- WORK TO BE COMPLETED -
Check each line of the records for "test"; collect those that have it.

[MATERIALS PROVIDED]

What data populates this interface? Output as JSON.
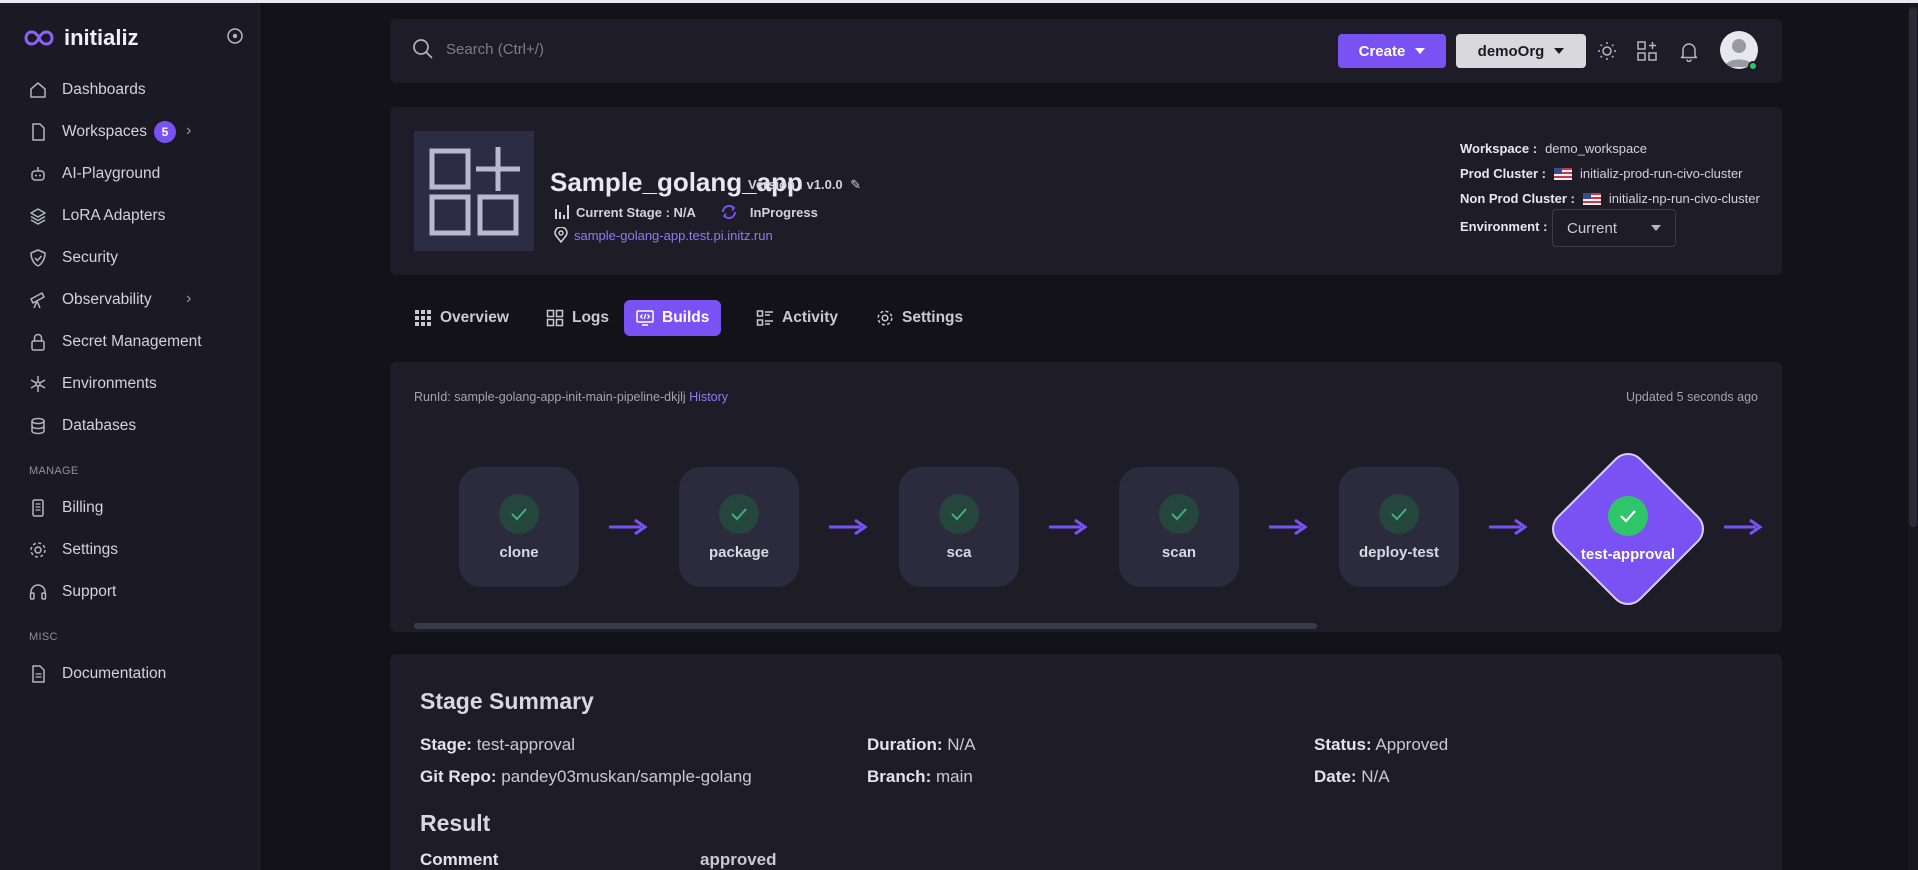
{
  "brand": {
    "name": "initializ"
  },
  "sidebar": {
    "items": [
      {
        "label": "Dashboards",
        "icon": "home-icon"
      },
      {
        "label": "Workspaces",
        "icon": "document-icon",
        "badge": "5"
      },
      {
        "label": "AI-Playground",
        "icon": "robot-icon"
      },
      {
        "label": "LoRA Adapters",
        "icon": "layers-icon"
      },
      {
        "label": "Security",
        "icon": "shield-icon"
      },
      {
        "label": "Observability",
        "icon": "telescope-icon"
      },
      {
        "label": "Secret Management",
        "icon": "lock-icon"
      },
      {
        "label": "Environments",
        "icon": "snowflake-icon"
      },
      {
        "label": "Databases",
        "icon": "database-icon"
      }
    ],
    "manage_label": "MANAGE",
    "manage_items": [
      {
        "label": "Billing",
        "icon": "receipt-icon"
      },
      {
        "label": "Settings",
        "icon": "gear-icon"
      },
      {
        "label": "Support",
        "icon": "headset-icon"
      }
    ],
    "misc_label": "MISC",
    "misc_items": [
      {
        "label": "Documentation",
        "icon": "document-icon"
      }
    ]
  },
  "header": {
    "search_placeholder": "Search (Ctrl+/)",
    "create_label": "Create",
    "org_label": "demoOrg"
  },
  "app": {
    "title": "Sample_golang_app",
    "version": "Version : v1.0.0",
    "current_stage": "Current Stage : N/A",
    "status": "InProgress",
    "url": "sample-golang-app.test.pi.initz.run",
    "workspace_label": "Workspace :",
    "workspace_value": "demo_workspace",
    "prod_label": "Prod Cluster :",
    "prod_value": "initializ-prod-run-civo-cluster",
    "nonprod_label": "Non Prod Cluster :",
    "nonprod_value": "initializ-np-run-civo-cluster",
    "env_label": "Environment :",
    "env_value": "Current"
  },
  "tabs": [
    {
      "label": "Overview",
      "active": false
    },
    {
      "label": "Logs",
      "active": false
    },
    {
      "label": "Builds",
      "active": true
    },
    {
      "label": "Activity",
      "active": false
    },
    {
      "label": "Settings",
      "active": false
    }
  ],
  "pipeline": {
    "runid": "RunId: sample-golang-app-init-main-pipeline-dkjlj",
    "history": "History",
    "updated": "Updated 5 seconds ago",
    "stages": [
      "clone",
      "package",
      "sca",
      "scan",
      "deploy-test"
    ],
    "current_stage": "test-approval"
  },
  "summary": {
    "title": "Stage Summary",
    "stage_k": "Stage:",
    "stage_v": "test-approval",
    "duration_k": "Duration:",
    "duration_v": "N/A",
    "status_k": "Status:",
    "status_v": "Approved",
    "repo_k": "Git Repo:",
    "repo_v": "pandey03muskan/sample-golang",
    "branch_k": "Branch:",
    "branch_v": "main",
    "date_k": "Date:",
    "date_v": "N/A",
    "result_title": "Result",
    "comment_k": "Comment",
    "comment_v": "approved"
  },
  "colors": {
    "accent": "#7a52f4",
    "success": "#2fc66a"
  }
}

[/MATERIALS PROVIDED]

- OUTPUT -
    "url": "sample-golang-app.test.pi.initz.run",
      "deploy-test"
    "current_stage": "test-approval"
    "stage_v": "test-approval",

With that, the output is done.